Work task:
Pick the lines holding the string "Mein" out of the records and copy them.

[Supplied records Boundary: Start]

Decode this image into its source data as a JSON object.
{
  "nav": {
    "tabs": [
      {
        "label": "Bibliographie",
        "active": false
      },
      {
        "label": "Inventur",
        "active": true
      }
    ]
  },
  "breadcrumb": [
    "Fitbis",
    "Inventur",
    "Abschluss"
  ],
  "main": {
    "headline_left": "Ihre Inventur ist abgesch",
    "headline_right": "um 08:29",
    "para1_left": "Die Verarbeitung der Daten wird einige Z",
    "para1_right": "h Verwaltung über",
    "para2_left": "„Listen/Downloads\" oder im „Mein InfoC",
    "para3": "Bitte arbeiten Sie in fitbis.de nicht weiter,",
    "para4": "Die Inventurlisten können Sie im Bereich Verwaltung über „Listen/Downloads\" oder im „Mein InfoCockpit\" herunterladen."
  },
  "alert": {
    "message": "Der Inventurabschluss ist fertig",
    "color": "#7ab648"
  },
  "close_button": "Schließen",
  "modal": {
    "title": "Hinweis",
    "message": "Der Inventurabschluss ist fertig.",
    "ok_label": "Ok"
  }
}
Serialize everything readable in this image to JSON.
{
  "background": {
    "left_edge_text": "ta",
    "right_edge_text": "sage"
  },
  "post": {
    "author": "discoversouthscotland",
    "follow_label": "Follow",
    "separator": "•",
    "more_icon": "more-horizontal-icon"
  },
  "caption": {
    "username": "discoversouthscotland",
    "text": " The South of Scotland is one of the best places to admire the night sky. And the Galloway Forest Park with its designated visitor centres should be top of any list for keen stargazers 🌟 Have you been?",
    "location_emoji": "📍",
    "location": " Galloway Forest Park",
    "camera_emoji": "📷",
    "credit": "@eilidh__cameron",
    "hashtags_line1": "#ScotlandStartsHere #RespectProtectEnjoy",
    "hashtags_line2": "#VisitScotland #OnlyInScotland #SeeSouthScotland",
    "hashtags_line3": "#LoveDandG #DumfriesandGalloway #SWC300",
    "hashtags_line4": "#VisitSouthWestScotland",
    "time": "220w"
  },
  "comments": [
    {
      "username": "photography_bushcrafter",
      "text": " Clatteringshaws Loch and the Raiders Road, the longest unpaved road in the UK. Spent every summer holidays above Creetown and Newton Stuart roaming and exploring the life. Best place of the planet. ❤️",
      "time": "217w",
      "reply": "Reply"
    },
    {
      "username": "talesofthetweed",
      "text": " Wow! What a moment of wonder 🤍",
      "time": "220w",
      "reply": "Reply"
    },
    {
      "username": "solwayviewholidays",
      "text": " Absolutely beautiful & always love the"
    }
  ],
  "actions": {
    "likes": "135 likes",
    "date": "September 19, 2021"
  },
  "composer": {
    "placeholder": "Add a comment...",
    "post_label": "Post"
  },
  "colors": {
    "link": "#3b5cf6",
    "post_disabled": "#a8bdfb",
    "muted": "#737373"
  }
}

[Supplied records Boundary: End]

Solution for this task:
    "para2_left": "„Listen/Downloads\" oder im „Mein InfoC",
    "para4": "Die Inventurlisten können Sie im Bereich Verwaltung über „Listen/Downloads\" oder im „Mein InfoCockpit\" herunterladen."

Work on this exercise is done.